▶ _About this exercise_:
Lines that contain "kind" are to be copied from the material, every one of them.

......

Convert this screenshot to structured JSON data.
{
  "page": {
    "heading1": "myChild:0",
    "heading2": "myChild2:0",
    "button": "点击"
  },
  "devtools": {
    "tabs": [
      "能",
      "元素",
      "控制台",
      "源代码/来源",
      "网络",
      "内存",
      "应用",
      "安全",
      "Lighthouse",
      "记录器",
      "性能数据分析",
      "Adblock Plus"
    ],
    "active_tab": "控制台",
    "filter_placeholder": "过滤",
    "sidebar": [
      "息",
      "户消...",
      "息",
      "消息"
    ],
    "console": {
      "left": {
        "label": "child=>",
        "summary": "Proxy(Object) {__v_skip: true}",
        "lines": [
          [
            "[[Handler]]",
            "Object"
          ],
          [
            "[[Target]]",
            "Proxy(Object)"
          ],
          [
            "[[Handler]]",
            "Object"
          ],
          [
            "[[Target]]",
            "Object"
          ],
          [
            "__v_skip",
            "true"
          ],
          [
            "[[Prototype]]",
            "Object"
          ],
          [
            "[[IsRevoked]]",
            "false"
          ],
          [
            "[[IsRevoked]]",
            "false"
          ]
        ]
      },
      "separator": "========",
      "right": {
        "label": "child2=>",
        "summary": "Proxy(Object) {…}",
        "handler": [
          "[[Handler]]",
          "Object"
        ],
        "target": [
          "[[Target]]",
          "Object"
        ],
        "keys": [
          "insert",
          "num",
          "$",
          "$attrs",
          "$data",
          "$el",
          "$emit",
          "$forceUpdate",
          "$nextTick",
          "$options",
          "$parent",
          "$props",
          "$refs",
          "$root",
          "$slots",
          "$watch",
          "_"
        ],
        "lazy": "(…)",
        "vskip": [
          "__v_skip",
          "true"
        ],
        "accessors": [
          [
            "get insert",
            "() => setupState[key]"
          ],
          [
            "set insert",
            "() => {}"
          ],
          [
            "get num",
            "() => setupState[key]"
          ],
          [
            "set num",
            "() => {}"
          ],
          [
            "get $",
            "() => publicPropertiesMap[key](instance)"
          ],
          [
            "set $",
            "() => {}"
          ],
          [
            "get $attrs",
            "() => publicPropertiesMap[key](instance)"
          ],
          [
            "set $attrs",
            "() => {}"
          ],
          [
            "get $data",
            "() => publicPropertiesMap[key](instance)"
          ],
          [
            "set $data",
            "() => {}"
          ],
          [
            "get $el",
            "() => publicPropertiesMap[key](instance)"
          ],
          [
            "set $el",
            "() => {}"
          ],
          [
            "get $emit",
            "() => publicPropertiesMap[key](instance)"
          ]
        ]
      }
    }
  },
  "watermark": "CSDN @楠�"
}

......

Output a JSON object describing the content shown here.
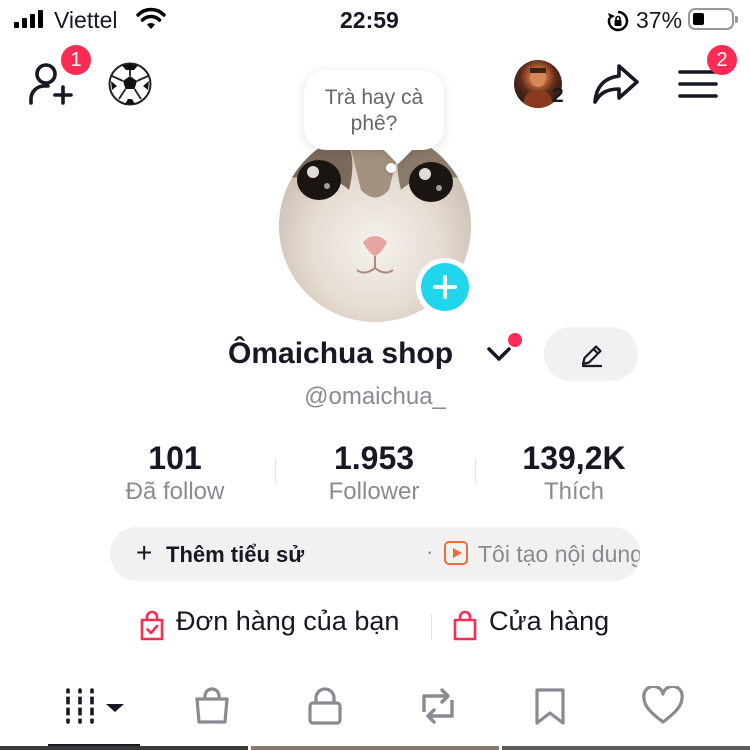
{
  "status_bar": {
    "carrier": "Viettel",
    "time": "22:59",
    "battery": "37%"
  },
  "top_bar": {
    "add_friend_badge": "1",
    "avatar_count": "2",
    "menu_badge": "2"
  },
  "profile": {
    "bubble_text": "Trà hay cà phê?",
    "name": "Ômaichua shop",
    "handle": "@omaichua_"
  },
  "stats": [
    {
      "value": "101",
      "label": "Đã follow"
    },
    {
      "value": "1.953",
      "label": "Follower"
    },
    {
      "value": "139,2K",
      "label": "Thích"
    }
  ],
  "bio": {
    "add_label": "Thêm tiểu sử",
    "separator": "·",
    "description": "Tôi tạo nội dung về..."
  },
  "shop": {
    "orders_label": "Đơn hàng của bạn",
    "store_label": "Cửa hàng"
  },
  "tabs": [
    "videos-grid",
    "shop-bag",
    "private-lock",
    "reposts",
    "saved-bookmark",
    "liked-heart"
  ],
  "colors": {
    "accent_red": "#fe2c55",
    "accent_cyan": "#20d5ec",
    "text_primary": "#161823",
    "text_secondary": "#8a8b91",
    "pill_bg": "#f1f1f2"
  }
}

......

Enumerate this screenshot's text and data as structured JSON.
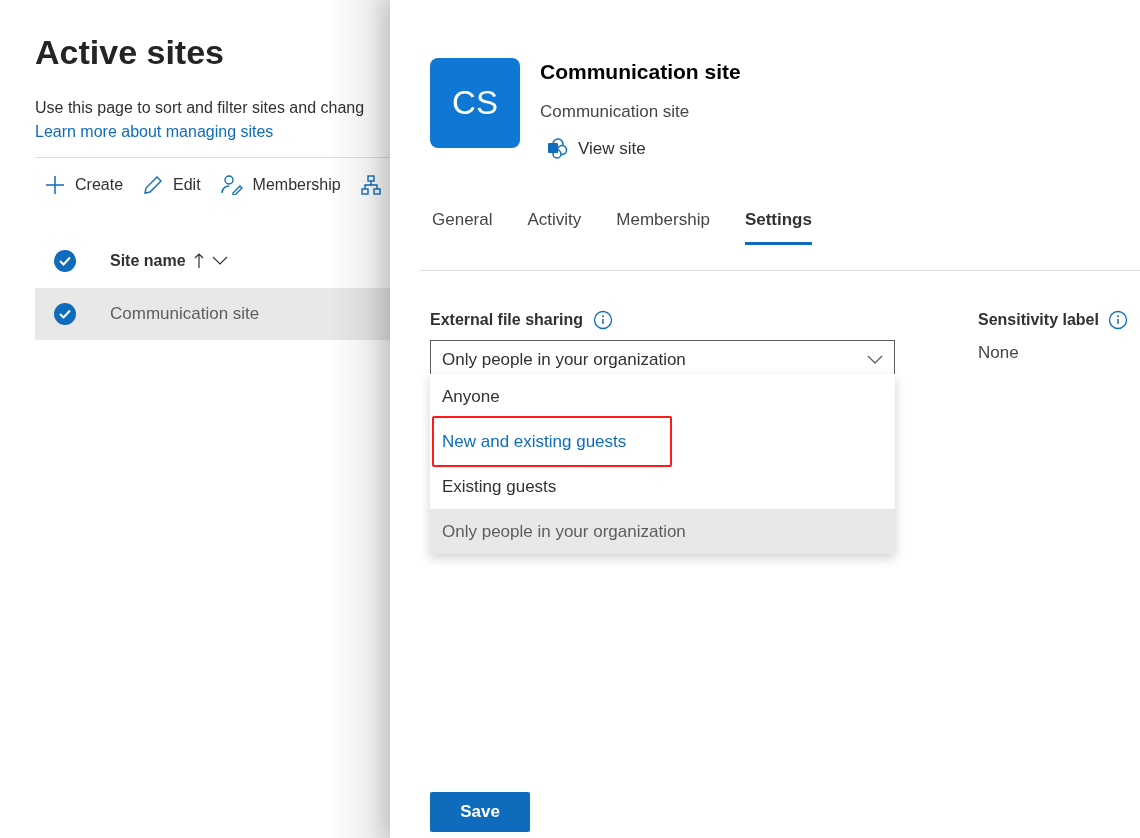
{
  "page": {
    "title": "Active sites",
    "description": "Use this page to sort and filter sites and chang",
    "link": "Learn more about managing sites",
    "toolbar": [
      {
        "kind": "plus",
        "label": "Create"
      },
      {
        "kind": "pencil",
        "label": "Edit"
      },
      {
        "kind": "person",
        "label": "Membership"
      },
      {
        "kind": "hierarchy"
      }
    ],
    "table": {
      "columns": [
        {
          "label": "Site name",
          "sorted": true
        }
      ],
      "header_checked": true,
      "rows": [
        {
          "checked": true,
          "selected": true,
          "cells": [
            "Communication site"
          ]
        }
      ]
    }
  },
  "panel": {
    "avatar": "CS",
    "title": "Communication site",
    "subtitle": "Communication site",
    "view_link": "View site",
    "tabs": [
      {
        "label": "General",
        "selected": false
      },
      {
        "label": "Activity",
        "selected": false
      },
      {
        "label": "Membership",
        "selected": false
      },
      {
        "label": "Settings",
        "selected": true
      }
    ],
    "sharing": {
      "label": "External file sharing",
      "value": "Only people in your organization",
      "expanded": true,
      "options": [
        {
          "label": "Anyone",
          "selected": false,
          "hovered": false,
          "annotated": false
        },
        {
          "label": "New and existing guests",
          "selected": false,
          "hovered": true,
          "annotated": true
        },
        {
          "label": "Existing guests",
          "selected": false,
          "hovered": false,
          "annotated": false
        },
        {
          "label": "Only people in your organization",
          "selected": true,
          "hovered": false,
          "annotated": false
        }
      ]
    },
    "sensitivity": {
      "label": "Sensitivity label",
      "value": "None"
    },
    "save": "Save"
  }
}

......

▶ _Solution for this problem_:
        "kind": "plus",
        "kind": "pencil",
        "kind": "person",
        "kind": "hierarchy"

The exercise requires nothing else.